The exhale of summer. Did you hear it?
This week, Washoe County school bells rang for the last time this school year, and parents and kiddos across the district breathed a sigh of relief. Like many in our community, my family is looking forward to summer break. I’ve loaded up on sunscreen, dug out our summer wardrobes, and stocked the fridge and pantry with extra snacks. We’re planning trips to the lake, afternoons at some of our favorite community pools, and even a vacation to visit family.
Yes. The exhale of summer.
This morning as I ran about the house getting us ready to head out the door, my son headed into the kitchen to pack his lunch. I froze when I spotted him standing in front of the fridge, door wide open, with a concerned look on his face.
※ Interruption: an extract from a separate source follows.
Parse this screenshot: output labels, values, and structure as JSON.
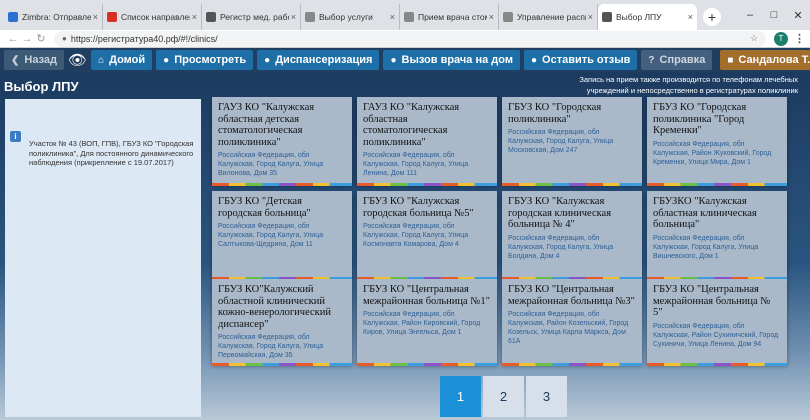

Turns out he was contemplating what he deemed “the hardest decision ever – cherries or strawberries?” I tousled his hair and suggested he pack a few of each before launching into a lecture about standing with the fridge open for so long.
The exhale of summer? Something about that vision of my boy standing in the kitchen, staring into the fridge, stayed with me as I dropped him off to summer camp and headed off to work this morning. As I pulled up to one of our Mobile Harvest sites, I found myself lost in memories of summers past.
The thing is, for so many families, there is no sigh of relief when the last bell of the year rings. Parents across our community find themselves faced with added stress, as their already squeezed-too-tight budgets suddenly face higher demand when the free meals their children receive at school disappear for the break. For so many of our kids, these weeks are filled less with the excitement of a carefree summer and more with the nervousness and unease that weeks filled with worry over filling their bellies puts upon their little shoulders.
I was one of those kids. Growing up, putting meals on the table was a frequent struggle for my mom. When summer would hit, that struggle would intensify. More times than not, there simply wasn’t enough wiggle room left in our family budget to absorb the cost of the free meals I’d been receiving during the school year. Even now, my breath catches as I think back on to those days. Week after week of standing in front of the fridge, door wide open, probably with a concerned look on my face as I remembered there wasn’t much in there. As we made our way deeper into summer, I’d just stop looking.
Most of my summer days were spent riding my bike around our small town with my friends. We’d spend our days splashing at the beach or playing at the park. They’d tease me about being off in space while they were trying to talk to me. I could never bring myself to tell them I’d been distracted thinking about food. I was always thinking about food. Eventually, someone would declare they were “starving,” and everyone would grab their lunch boxes and head to a nearby picnic table. Meanwhile, I’d mutter something about forgetting my lunch at home again and giggle with them as they joked about how I always forgot. And then I’d hold my breath. And wait. Wait to see if M’s mom had packed that extra “just in case” PB&J she always seemed to have in her lunch box. Wait in hopes that C’s dad packed his go-to daily apple, despite the fact that in all the years we’d been friends I’d never seen her actually eat an apple. Wait for S to open her baggie full of baby carrots, eat two, and then declare them way too crunchy. And as I ate alongside my friends, I’d breathe my own sigh of relief.
I was an adult the first time I realized what had actually been happening all those years. That M didn’t just happen to have an extra sandwich with her everyday. That C’s dad knew full well it wouldn’t be her eating that apple. My community taking care of me.
The gratitude I feel all these years later for my childhood friends and their parents runs deep into everything I do in my role here at the Food Bank. And I know how important the community is to our work every day. I am so grateful for the people that recognize that hunger isn’t something that only happens to families in November and December. Without their support we couldn’t meet the tremendous need that comes with summertime.
That’s why my family’s summer plans also include days spent getting involved in our community. And why I’m hopeful that many more will join the charge this summer and get involved with the Food Bank’s Summer of Service. A couple of hours can make a big difference for thousands of families. Sign up and find more information here.
Aramelle Wheeler is the Marketing & Communications Coordinator at the Food Bank of Northern Nevada. Aramelle joined the Food Bank in 2012 and is proud to be part of the fight against hunger in our community. Aramelle grew up in a family that often struggled with not having enough food and considers it an honor to be able to help other families like hers. She loves social media and really loves it when Food Bank friends share their hunger fighting fun with us on Facebook, Instagram, and Twitter.